Afghanistan: Head of Afghan election body sacked, raising doubts over 2018 ballots | Reuters

Afghan President Ashraf Ghani sacked the chairman of the country’s Independent Election Commission on Wednesday, raising doubts over whether parliamentary and council ballots scheduled for next year will take place as planned. Najibullah Ahmadzai, head of the body charged with organizing the elections, had faced growing pressure following repeated delays to preparations for them and had lost the support of both Ghani and disillusioned foreign donors. The 2018 votes are seen as dry runs for a presidential election in 2019 and a key test of the progress made by Afghanistan’s Western-backed government towards establishing durable democratic institutions. Read More

Afghanistan: E-voting System Not Practical in Afghanistan: Task Team | TOLOnews

The e-voting system assessment committee on Thursday said that the complete implementation of e-voting system in Afghanistan is not practical. According to the commission, it would be difficult to conduct the country’s parliamentary and district council elections in the current year. According to the committee, currently, the e-voting system is applicable only in a few areas of the election process which include the voter registration process, the certification of voters’ identity during voting and the transfer of results of voting. But, the CEO’s office has said that investigations and assessments of the process are underway. Read More
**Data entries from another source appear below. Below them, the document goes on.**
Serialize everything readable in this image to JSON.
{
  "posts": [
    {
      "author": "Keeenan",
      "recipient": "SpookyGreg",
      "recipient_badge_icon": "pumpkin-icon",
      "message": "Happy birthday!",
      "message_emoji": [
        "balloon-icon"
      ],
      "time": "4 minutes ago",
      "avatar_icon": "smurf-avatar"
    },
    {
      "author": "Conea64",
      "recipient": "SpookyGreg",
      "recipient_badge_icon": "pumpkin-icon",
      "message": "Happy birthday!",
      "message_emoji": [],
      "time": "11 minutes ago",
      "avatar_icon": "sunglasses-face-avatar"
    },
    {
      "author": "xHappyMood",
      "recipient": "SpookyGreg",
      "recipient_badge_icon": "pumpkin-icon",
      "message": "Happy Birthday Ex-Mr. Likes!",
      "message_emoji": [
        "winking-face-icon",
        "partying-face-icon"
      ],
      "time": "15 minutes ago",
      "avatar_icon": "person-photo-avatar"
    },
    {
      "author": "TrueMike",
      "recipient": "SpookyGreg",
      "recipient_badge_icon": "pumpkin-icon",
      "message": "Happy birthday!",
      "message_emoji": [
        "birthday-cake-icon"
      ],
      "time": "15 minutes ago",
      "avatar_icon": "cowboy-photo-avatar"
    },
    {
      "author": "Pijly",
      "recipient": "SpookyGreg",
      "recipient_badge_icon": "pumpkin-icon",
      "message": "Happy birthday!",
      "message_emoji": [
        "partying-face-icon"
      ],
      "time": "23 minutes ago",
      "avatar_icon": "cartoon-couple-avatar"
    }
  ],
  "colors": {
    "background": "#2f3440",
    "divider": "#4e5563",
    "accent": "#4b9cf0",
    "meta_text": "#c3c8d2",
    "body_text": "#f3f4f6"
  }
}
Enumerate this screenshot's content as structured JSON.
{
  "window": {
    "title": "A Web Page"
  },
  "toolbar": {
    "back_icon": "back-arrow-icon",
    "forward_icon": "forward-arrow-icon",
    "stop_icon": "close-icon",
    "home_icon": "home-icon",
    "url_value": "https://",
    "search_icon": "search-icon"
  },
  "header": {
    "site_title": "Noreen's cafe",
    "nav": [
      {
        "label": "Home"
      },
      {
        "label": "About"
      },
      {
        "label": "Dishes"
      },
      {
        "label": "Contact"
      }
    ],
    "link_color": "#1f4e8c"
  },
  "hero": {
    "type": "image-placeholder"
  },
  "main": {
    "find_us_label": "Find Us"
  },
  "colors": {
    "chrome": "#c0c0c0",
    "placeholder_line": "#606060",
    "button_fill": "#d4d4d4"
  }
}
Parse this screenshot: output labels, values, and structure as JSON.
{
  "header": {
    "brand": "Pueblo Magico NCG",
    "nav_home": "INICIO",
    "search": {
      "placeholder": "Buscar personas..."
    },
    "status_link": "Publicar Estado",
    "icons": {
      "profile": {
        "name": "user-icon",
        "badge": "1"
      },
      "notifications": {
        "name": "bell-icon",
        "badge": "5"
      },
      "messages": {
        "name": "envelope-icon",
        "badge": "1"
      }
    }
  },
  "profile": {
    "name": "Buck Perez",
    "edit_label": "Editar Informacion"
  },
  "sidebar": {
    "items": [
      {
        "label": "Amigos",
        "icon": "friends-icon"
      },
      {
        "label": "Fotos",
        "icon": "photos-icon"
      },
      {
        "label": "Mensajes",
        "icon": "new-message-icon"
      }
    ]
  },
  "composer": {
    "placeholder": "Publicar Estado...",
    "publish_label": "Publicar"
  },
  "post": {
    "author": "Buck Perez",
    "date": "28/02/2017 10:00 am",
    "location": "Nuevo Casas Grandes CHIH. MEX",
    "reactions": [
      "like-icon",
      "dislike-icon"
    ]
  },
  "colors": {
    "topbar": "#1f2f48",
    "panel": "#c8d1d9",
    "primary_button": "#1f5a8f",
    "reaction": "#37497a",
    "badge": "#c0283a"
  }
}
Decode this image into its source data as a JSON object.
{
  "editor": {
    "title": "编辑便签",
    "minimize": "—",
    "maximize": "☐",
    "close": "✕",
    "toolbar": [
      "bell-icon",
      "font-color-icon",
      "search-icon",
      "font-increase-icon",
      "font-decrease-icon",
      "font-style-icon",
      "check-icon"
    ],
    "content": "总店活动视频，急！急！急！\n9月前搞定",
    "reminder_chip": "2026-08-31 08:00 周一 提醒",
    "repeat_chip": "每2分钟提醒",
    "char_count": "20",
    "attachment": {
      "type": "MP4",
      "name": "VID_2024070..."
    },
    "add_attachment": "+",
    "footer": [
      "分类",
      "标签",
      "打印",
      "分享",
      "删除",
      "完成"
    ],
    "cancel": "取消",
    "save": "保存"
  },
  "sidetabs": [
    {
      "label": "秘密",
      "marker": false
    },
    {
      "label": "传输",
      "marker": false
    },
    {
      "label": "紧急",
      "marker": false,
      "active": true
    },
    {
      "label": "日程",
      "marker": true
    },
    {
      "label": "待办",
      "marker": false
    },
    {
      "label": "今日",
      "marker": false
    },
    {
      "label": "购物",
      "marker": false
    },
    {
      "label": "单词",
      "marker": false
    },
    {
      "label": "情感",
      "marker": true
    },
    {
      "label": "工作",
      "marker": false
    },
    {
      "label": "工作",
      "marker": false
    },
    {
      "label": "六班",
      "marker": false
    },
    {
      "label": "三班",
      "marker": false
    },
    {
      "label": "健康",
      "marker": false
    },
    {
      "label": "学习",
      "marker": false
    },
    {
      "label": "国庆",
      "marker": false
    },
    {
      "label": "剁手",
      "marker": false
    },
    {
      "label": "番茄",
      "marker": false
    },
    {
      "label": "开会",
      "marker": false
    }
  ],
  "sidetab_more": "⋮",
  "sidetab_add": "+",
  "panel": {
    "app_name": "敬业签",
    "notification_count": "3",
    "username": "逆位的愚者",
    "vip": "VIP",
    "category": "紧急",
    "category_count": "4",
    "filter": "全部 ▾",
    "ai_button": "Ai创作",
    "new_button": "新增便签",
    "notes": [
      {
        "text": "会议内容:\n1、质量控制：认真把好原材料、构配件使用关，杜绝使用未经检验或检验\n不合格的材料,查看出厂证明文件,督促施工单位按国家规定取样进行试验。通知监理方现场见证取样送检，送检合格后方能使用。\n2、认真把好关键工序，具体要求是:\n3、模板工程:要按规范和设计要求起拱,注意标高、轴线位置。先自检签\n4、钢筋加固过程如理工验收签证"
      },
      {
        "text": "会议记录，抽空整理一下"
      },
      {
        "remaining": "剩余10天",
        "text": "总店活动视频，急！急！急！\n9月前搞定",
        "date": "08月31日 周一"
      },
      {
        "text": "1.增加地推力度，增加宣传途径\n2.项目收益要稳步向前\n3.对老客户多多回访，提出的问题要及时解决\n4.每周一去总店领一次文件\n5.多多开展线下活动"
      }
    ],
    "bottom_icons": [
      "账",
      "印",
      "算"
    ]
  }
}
Afghanistan: Election Commission Rejects Technical Team’s Proposal on E-Voting System | TOLOnews

The Independent Election Commission (IEC) on Monday said it had rejected the first proposal of the technical team on the e-voting system, and that it had called for the plan to be reviewed. The IEC said it had raised 38 queries with regards to the proposal and that the plan needs to be reassessed, said IEC spokesman Gulajan Abdulbadi Sayad. This comes a day after the (IEC) said the team tasked with reviewing an e-voting system for Afghanistan would send their results to the commission within the next three days. Read More

Afghanistan: Foreign Experts Roped In To Help Assess e-Voting Plan | TOLOnews

The Independent Election Commission (IEC) will call in local, regional and international experts to assist with a strategic assessment around implementing an e-voting system, IEC officials said on Tuesday. The IEC operational deputy head, Wasima Badghisi, said the election commission will share the findings of this assessment with the public in the near future. She said there is a possibility that the next election will be held under the new plan. The call for help from international experts was aimed at identifying weaknesses and strengths of an e-voting system as well as its impacts on election transparency. Read More